WHAT IS REQUIRED: Across the entries, how many lines have the string "Checks" in them? Reply with only a number.

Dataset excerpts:

◇ ◇ ◇ ◇ ◇

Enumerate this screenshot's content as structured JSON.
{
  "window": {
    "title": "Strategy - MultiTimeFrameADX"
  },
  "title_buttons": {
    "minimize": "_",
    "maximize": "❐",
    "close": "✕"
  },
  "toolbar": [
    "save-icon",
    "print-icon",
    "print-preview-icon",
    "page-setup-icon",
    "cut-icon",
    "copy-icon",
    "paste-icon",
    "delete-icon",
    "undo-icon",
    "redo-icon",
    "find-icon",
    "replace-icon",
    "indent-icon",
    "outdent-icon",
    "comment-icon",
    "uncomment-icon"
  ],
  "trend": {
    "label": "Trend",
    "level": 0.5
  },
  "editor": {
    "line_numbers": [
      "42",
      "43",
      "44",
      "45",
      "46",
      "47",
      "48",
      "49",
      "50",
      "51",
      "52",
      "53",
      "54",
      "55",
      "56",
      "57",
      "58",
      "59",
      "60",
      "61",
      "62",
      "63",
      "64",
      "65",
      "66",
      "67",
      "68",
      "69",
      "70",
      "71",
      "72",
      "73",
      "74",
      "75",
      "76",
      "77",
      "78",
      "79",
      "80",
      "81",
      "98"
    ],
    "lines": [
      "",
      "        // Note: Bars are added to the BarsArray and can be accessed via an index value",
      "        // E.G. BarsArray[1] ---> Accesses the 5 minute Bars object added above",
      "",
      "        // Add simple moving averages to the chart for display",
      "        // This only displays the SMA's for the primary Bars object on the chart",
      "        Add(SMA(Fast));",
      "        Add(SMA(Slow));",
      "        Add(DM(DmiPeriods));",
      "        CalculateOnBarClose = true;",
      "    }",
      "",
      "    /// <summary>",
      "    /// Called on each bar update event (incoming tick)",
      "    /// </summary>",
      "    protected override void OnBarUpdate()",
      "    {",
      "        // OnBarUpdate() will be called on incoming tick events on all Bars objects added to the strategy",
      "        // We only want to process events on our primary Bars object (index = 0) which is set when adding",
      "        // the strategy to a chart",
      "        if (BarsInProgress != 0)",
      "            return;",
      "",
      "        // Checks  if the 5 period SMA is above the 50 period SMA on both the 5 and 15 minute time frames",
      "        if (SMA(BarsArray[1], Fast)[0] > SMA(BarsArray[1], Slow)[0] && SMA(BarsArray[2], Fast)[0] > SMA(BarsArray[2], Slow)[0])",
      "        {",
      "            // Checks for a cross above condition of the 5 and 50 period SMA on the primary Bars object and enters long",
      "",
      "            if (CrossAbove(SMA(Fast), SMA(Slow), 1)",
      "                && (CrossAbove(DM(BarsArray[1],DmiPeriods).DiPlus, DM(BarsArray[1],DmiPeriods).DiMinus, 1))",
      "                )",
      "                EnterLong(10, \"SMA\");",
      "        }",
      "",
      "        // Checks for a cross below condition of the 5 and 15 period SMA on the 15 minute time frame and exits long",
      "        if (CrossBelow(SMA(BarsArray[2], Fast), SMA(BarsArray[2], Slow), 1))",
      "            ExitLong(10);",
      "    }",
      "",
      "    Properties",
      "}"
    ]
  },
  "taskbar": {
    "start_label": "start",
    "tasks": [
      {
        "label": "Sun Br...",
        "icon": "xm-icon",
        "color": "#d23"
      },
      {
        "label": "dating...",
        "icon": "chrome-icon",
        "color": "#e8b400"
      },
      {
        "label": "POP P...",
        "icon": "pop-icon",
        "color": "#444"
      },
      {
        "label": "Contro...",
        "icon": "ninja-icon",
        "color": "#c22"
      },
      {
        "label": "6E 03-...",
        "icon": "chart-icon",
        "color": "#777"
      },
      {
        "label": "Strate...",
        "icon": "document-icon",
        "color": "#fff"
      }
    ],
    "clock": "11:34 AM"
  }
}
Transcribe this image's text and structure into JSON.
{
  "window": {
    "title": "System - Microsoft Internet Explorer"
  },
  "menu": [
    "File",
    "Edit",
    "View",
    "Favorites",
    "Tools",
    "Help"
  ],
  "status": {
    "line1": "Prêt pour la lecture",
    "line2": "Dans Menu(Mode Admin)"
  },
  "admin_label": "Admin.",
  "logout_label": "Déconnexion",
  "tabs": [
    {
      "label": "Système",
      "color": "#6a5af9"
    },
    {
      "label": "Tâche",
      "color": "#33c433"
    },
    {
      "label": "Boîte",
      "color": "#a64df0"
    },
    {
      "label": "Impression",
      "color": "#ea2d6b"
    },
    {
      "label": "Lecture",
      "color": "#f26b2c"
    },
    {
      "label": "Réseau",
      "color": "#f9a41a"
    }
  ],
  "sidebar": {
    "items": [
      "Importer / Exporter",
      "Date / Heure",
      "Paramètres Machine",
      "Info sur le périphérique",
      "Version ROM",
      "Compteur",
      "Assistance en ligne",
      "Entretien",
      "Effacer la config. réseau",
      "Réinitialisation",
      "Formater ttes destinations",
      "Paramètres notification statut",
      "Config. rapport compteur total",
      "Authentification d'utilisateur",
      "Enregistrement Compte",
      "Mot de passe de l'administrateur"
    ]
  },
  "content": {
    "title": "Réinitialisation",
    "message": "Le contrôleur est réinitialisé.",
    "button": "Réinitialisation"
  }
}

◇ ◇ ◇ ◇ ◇

RESULT: 3